When the roller-skating-disco-junkies come and attack the group, Shirley makes a little speech, inspired by Eli's quote just before a fight scene from The Book of Eli. She is shot by a girl from behind before finishing it. Jeff refers to the first disco fan as Disco Stu, a character from The Simpsons. Disco Stu's chant of "Come out to play-yay" is a reference to the final scene from The Warriors, when Luther taunts the Warriors at Coney Island.
"Modern Warfare" first aired on NBC on May 6, 2010. In its original American broadcast, the episode was viewed by an estimated 4.35 million viewers, and it scored a 2.0 rating in the 18- to 49-year-old demographic according to Nielsen (Nielsen ratings are audience measurement systems that determine the audience size and composition of television programming in the United States); this means that 2.0 percent of all households with viewers aged 18 to 49 years old were watching television at the time of the episodes' airing.
The episode received much acclaim from critics. Jonah Krakow of IGN gave the episode a 9.7 out 10, calling it "Incredible," and also stated: "Most sitcoms don't have as many water-cooler moments as serialized adventure shows like Lost or 24, but I know this episode of Community will be an exception." Jason Hughes gave the episode a positive review, noting that "like most action movies, there isn't a whole lot more to say about the plot. But, like action movies, it was a hell of a lot of fun to watch it all go down."
The episode later won "Comedy Episode of the Year" at the Gold Derby Awards. Sean Gandert of Paste gave the episode a 9.1/10, calling it "phenomenal" and describing it as within "spitting distance" of being the best episode of the season. TIME critic James Poniewozik named it the third best TV episode of 2010, writing "A lot of sitcoms can make you laugh. It's a rare one that can so fully share the sense of joy its cast, writers and crew have in making the show."
- Lee 2014 p. 7.
- Lee 2014 p. 141.
- Lee 2014 p. 144.

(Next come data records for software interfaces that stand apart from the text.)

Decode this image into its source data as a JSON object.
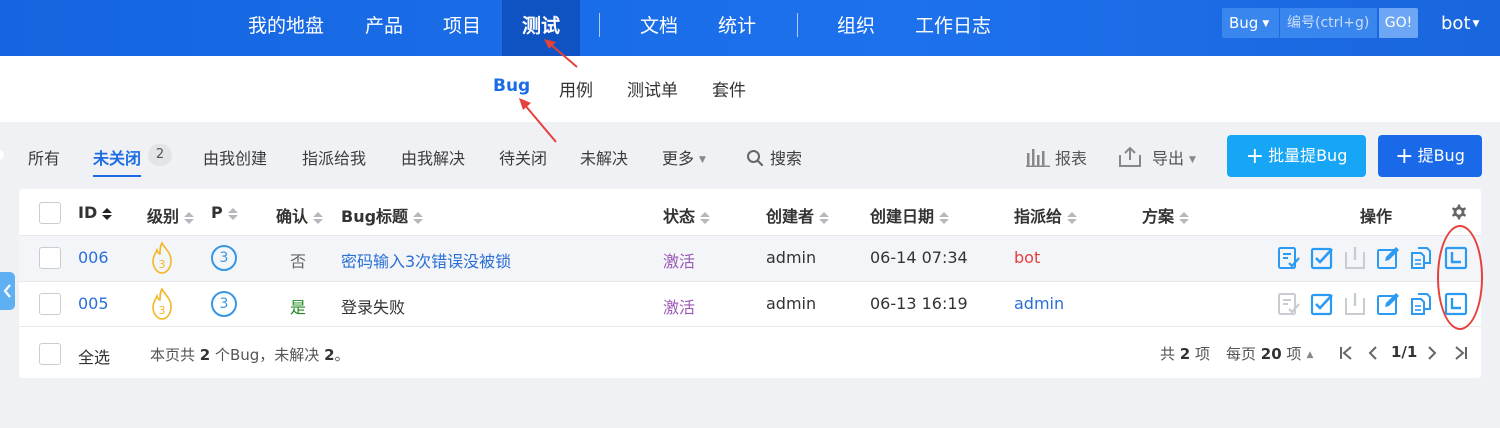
{
  "topnav": {
    "items": [
      "我的地盘",
      "产品",
      "项目",
      "测试",
      "文档",
      "统计",
      "组织",
      "工作日志"
    ],
    "active": "测试"
  },
  "search": {
    "type_label": "Bug",
    "placeholder": "编号(ctrl+g)",
    "go_label": "GO!"
  },
  "user": {
    "name": "bot"
  },
  "subnav": {
    "items": [
      "Bug",
      "用例",
      "测试单",
      "套件"
    ],
    "active": "Bug"
  },
  "featurebar": {
    "items": [
      "所有",
      "未关闭",
      "由我创建",
      "指派给我",
      "由我解决",
      "待关闭",
      "未解决",
      "更多"
    ],
    "active": "未关闭",
    "active_count": "2",
    "search_label": "搜索",
    "report_label": "报表",
    "export_label": "导出",
    "batch_create_label": "批量提Bug",
    "create_label": "提Bug"
  },
  "table": {
    "columns": {
      "id": "ID",
      "severity": "级别",
      "pri": "P",
      "confirmed": "确认",
      "title": "Bug标题",
      "status": "状态",
      "opened_by": "创建者",
      "opened_date": "创建日期",
      "assigned_to": "指派给",
      "resolution": "方案",
      "actions": "操作"
    },
    "rows": [
      {
        "id": "006",
        "severity": "3",
        "pri": "3",
        "confirmed": "否",
        "title": "密码输入3次错误没被锁",
        "status": "激活",
        "opened_by": "admin",
        "opened_date": "06-14 07:34",
        "assigned_to": "bot",
        "resolution": ""
      },
      {
        "id": "005",
        "severity": "3",
        "pri": "3",
        "confirmed": "是",
        "title": "登录失败",
        "status": "激活",
        "opened_by": "admin",
        "opened_date": "06-13 16:19",
        "assigned_to": "admin",
        "resolution": ""
      }
    ]
  },
  "footer": {
    "select_all": "全选",
    "summary_prefix": "本页共 ",
    "summary_count": "2",
    "summary_mid": " 个Bug，未解决 ",
    "summary_unresolved": "2",
    "summary_suffix": "。",
    "total_prefix": "共 ",
    "total": "2",
    "total_suffix": " 项",
    "per_page_prefix": "每页 ",
    "per_page": "20",
    "per_page_suffix": " 项",
    "page_indicator": "1/1"
  },
  "colors": {
    "topbar": "#1a6ae6",
    "accent": "#1b6ce4",
    "status_active": "#9b59b6",
    "assigned_self": "#e5403b",
    "annotation": "#e5403b"
  }
}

- Jonah Krakow (May 7, 2010). "Community: "Modern Warfare" Review". IGN.com. Retrieved June 17, 2010.
- Ponto, Arya (March 19, 2012). ""The Hunger Games" and the Bloody Legacy of "Battle Royale"". Just Press Play. Retrieved 3 April 2012.
- Jason Hughes (May 6, 2010). "'Community' - 'Modern Warfare' Recap". TVSquad.com. Retrieved June 17, 2010.
- Lee 2014 p. 145.
- Lee 2014 p. 140.
- Seidman, Robert (May 7, 2010). "Thursday Finals: "Survivor," "Bones," Adjusted Up; "30 Rock" Adjusted Down". TV by the Numbers. Zap2it. Retrieved June 17, 2010.
- "'Modern Family' and 'Mad Men' sweep Gold Derby TV Awards". Los Angeles Times. August 11, 2010. Retrieved 2010-08-13.
- Gandert, Sean (May 7, 2010). "Community Review: Modern Warfare (1.23)". Paste. Retrieved 2010-08-16.
- Poniewozik, James (December 9, 2010). "The Top 10 Everything of 2010". TIME. Retrieved December 15, 2010.
- Lee, Ann-Gee, ed. (2014). A Sense of Community: Essays on the Television Series and Its Fandom. McFarland & Company. ISBN 9781476615714.